A bit of a different tack today. While flipping through yesterdays Metro newspaper, I came across two stories about housing.
The first highlighting house price rises throughout the UK and the other about children growing up in fuel poverty.
According to the Metro ‘Owning home ‘is a dream’ as prices rise by up to 17%’. Great. Wonderful. I always realised that the prospect of owning my own home is going to take longer than I would like. My partner and I have been renting now for five years, and quite frankly we’re tired. We can’t wait to own our own home. But with prices rising higher and higher the likelihood keeps moving beyond our reach. I must say that it’s not really the mortgage repayments that we’re not able to afford, although these will be higher no doubt than want we’re paying for rent, but also saving up the deposit, plus enough left in the kitty to make any changes that we may want – or need – to make with the house we eventually want to buy.
[Sorry for the quality. Taken from the Metro 30/1/14, Source: Land Registry]
The second story is very sad. It states that more than 2 million children are ‘growing up cold’ amid an escalating fuel poverty crisis. I can appreciate in this day and age with the technology and the access to housing insulation that we have that we shouldn’t be facing this. The economic crisis has plunged families into fuel poverty. But stories from my father (and mother) show that almost everyone of their generation grew up cold. No central heating, mornings where frost lined the inside of windows, cheaply made ‘pit houses’ with no insulation, and one warm bath a week. (My dad, as the eldest was the lucky one here out of his two brothers. The eldest got the first bath!) And this was only the 1960s. Not the 1860s. They grew up cold, but fine.
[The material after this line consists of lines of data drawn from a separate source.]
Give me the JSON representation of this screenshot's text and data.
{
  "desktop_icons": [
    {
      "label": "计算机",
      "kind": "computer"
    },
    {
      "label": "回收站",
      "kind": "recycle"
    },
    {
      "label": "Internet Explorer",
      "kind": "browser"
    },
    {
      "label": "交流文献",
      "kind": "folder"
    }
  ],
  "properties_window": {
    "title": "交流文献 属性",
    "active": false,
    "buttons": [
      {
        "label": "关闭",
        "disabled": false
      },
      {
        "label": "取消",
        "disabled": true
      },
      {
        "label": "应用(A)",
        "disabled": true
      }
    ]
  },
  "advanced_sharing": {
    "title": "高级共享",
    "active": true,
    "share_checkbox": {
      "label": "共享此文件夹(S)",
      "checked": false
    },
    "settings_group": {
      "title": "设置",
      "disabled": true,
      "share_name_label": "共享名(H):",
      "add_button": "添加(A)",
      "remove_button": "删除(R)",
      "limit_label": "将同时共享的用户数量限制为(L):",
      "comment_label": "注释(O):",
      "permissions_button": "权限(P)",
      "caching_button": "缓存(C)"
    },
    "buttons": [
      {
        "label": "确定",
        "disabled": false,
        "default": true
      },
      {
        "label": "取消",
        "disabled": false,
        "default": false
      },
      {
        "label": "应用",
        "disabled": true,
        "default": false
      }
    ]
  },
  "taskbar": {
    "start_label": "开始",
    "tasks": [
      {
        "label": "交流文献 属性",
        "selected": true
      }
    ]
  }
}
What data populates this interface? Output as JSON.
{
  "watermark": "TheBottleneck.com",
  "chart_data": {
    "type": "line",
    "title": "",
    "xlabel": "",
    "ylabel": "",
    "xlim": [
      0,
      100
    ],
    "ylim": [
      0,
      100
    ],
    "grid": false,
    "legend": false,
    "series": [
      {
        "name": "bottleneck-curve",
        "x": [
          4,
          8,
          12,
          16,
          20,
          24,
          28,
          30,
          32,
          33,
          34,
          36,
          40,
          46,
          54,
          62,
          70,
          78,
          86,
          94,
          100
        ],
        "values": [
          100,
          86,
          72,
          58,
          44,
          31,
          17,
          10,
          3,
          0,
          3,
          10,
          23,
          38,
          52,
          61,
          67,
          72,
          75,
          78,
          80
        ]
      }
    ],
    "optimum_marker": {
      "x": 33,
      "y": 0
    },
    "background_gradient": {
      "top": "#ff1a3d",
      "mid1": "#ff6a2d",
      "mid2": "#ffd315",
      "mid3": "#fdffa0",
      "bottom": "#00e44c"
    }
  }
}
No one should have to live without warmth, not these days. But living in fuel poverty is not a new thing.